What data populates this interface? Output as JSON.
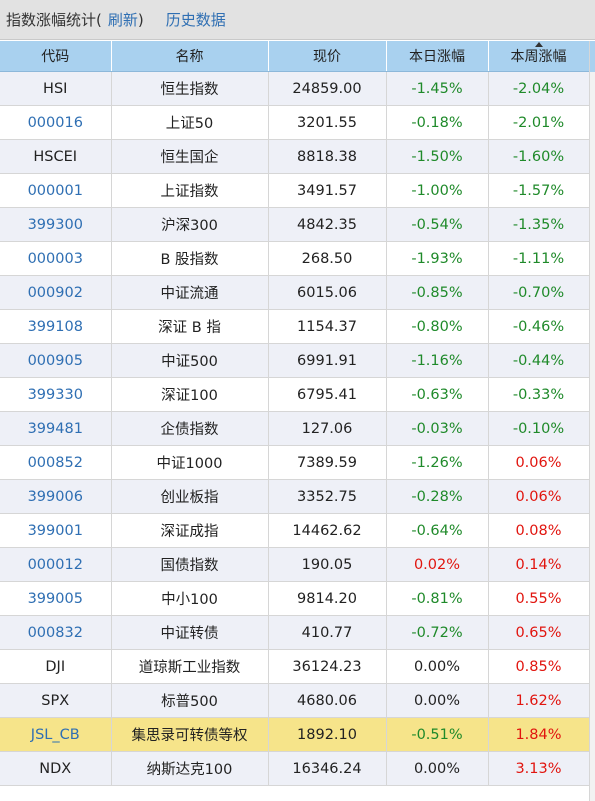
{
  "toolbar": {
    "title": "指数涨幅统计(",
    "refresh_label": "刷新",
    "close_paren": " )",
    "history_label": "历史数据"
  },
  "table": {
    "headers": [
      "代码",
      "名称",
      "现价",
      "本日涨幅",
      "本周涨幅"
    ],
    "sorted_column": "本周涨幅",
    "rows": [
      {
        "code": "HSI",
        "name": "恒生指数",
        "price": "24859.00",
        "day": "-1.45%",
        "week": "-2.04%"
      },
      {
        "code": "000016",
        "name": "上证50",
        "price": "3201.55",
        "day": "-0.18%",
        "week": "-2.01%"
      },
      {
        "code": "HSCEI",
        "name": "恒生国企",
        "price": "8818.38",
        "day": "-1.50%",
        "week": "-1.60%"
      },
      {
        "code": "000001",
        "name": "上证指数",
        "price": "3491.57",
        "day": "-1.00%",
        "week": "-1.57%"
      },
      {
        "code": "399300",
        "name": "沪深300",
        "price": "4842.35",
        "day": "-0.54%",
        "week": "-1.35%"
      },
      {
        "code": "000003",
        "name": "B 股指数",
        "price": "268.50",
        "day": "-1.93%",
        "week": "-1.11%"
      },
      {
        "code": "000902",
        "name": "中证流通",
        "price": "6015.06",
        "day": "-0.85%",
        "week": "-0.70%"
      },
      {
        "code": "399108",
        "name": "深证 B 指",
        "price": "1154.37",
        "day": "-0.80%",
        "week": "-0.46%"
      },
      {
        "code": "000905",
        "name": "中证500",
        "price": "6991.91",
        "day": "-1.16%",
        "week": "-0.44%"
      },
      {
        "code": "399330",
        "name": "深证100",
        "price": "6795.41",
        "day": "-0.63%",
        "week": "-0.33%"
      },
      {
        "code": "399481",
        "name": "企债指数",
        "price": "127.06",
        "day": "-0.03%",
        "week": "-0.10%"
      },
      {
        "code": "000852",
        "name": "中证1000",
        "price": "7389.59",
        "day": "-1.26%",
        "week": "0.06%"
      },
      {
        "code": "399006",
        "name": "创业板指",
        "price": "3352.75",
        "day": "-0.28%",
        "week": "0.06%"
      },
      {
        "code": "399001",
        "name": "深证成指",
        "price": "14462.62",
        "day": "-0.64%",
        "week": "0.08%"
      },
      {
        "code": "000012",
        "name": "国债指数",
        "price": "190.05",
        "day": "0.02%",
        "week": "0.14%"
      },
      {
        "code": "399005",
        "name": "中小100",
        "price": "9814.20",
        "day": "-0.81%",
        "week": "0.55%"
      },
      {
        "code": "000832",
        "name": "中证转债",
        "price": "410.77",
        "day": "-0.72%",
        "week": "0.65%"
      },
      {
        "code": "DJI",
        "name": "道琼斯工业指数",
        "price": "36124.23",
        "day": "0.00%",
        "week": "0.85%"
      },
      {
        "code": "SPX",
        "name": "标普500",
        "price": "4680.06",
        "day": "0.00%",
        "week": "1.62%"
      },
      {
        "code": "JSL_CB",
        "name": "集思录可转债等权",
        "price": "1892.10",
        "day": "-0.51%",
        "week": "1.84%"
      },
      {
        "code": "NDX",
        "name": "纳斯达克100",
        "price": "16346.24",
        "day": "0.00%",
        "week": "3.13%"
      }
    ],
    "highlighted_code": "JSL_CB",
    "plain_codes": [
      "HSI",
      "HSCEI",
      "DJI",
      "SPX",
      "NDX"
    ],
    "link_codes": [
      "000016",
      "000001",
      "399300",
      "000003",
      "000902",
      "399108",
      "000905",
      "399330",
      "399481",
      "000852",
      "399006",
      "399001",
      "000012",
      "399005",
      "000832",
      "JSL_CB"
    ]
  },
  "colors": {
    "header_bg": "#a9d1ef",
    "alt_row_bg": "#eef0f7",
    "highlight_row_bg": "#f6e48a",
    "link": "#2f6fb3",
    "negative": "#1f8a2a",
    "positive": "#e1150f"
  },
  "icons": {
    "sort_indicator": "sort-asc-icon"
  }
}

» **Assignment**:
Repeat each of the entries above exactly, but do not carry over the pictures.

» **Response to the exercise**:
What data populates this interface? Output as JSON.
{
  "toolbar": {
    "title": "指数涨幅统计(",
    "refresh_label": "刷新",
    "close_paren": " )",
    "history_label": "历史数据"
  },
  "table": {
    "headers": [
      "代码",
      "名称",
      "现价",
      "本日涨幅",
      "本周涨幅"
    ],
    "sorted_column": "本周涨幅",
    "rows": [
      {
        "code": "HSI",
        "name": "恒生指数",
        "price": "24859.00",
        "day": "-1.45%",
        "week": "-2.04%"
      },
      {
        "code": "000016",
        "name": "上证50",
        "price": "3201.55",
        "day": "-0.18%",
        "week": "-2.01%"
      },
      {
        "code": "HSCEI",
        "name": "恒生国企",
        "price": "8818.38",
        "day": "-1.50%",
        "week": "-1.60%"
      },
      {
        "code": "000001",
        "name": "上证指数",
        "price": "3491.57",
        "day": "-1.00%",
        "week": "-1.57%"
      },
      {
        "code": "399300",
        "name": "沪深300",
        "price": "4842.35",
        "day": "-0.54%",
        "week": "-1.35%"
      },
      {
        "code": "000003",
        "name": "B 股指数",
        "price": "268.50",
        "day": "-1.93%",
        "week": "-1.11%"
      },
      {
        "code": "000902",
        "name": "中证流通",
        "price": "6015.06",
        "day": "-0.85%",
        "week": "-0.70%"
      },
      {
        "code": "399108",
        "name": "深证 B 指",
        "price": "1154.37",
        "day": "-0.80%",
        "week": "-0.46%"
      },
      {
        "code": "000905",
        "name": "中证500",
        "price": "6991.91",
        "day": "-1.16%",
        "week": "-0.44%"
      },
      {
        "code": "399330",
        "name": "深证100",
        "price": "6795.41",
        "day": "-0.63%",
        "week": "-0.33%"
      },
      {
        "code": "399481",
        "name": "企债指数",
        "price": "127.06",
        "day": "-0.03%",
        "week": "-0.10%"
      },
      {
        "code": "000852",
        "name": "中证1000",
        "price": "7389.59",
        "day": "-1.26%",
        "week": "0.06%"
      },
      {
        "code": "399006",
        "name": "创业板指",
        "price": "3352.75",
        "day": "-0.28%",
        "week": "0.06%"
      },
      {
        "code": "399001",
        "name": "深证成指",
        "price": "14462.62",
        "day": "-0.64%",
        "week": "0.08%"
      },
      {
        "code": "000012",
        "name": "国债指数",
        "price": "190.05",
        "day": "0.02%",
        "week": "0.14%"
      },
      {
        "code": "399005",
        "name": "中小100",
        "price": "9814.20",
        "day": "-0.81%",
        "week": "0.55%"
      },
      {
        "code": "000832",
        "name": "中证转债",
        "price": "410.77",
        "day": "-0.72%",
        "week": "0.65%"
      },
      {
        "code": "DJI",
        "name": "道琼斯工业指数",
        "price": "36124.23",
        "day": "0.00%",
        "week": "0.85%"
      },
      {
        "code": "SPX",
        "name": "标普500",
        "price": "4680.06",
        "day": "0.00%",
        "week": "1.62%"
      },
      {
        "code": "JSL_CB",
        "name": "集思录可转债等权",
        "price": "1892.10",
        "day": "-0.51%",
        "week": "1.84%"
      },
      {
        "code": "NDX",
        "name": "纳斯达克100",
        "price": "16346.24",
        "day": "0.00%",
        "week": "3.13%"
      }
    ],
    "highlighted_code": "JSL_CB",
    "plain_codes": [
      "HSI",
      "HSCEI",
      "DJI",
      "SPX",
      "NDX"
    ],
    "link_codes": [
      "000016",
      "000001",
      "399300",
      "000003",
      "000902",
      "399108",
      "000905",
      "399330",
      "399481",
      "000852",
      "399006",
      "399001",
      "000012",
      "399005",
      "000832",
      "JSL_CB"
    ]
  },
  "colors": {
    "header_bg": "#a9d1ef",
    "alt_row_bg": "#eef0f7",
    "highlight_row_bg": "#f6e48a",
    "link": "#2f6fb3",
    "negative": "#1f8a2a",
    "positive": "#e1150f"
  },
  "icons": {
    "sort_indicator": "sort-asc-icon"
  }
}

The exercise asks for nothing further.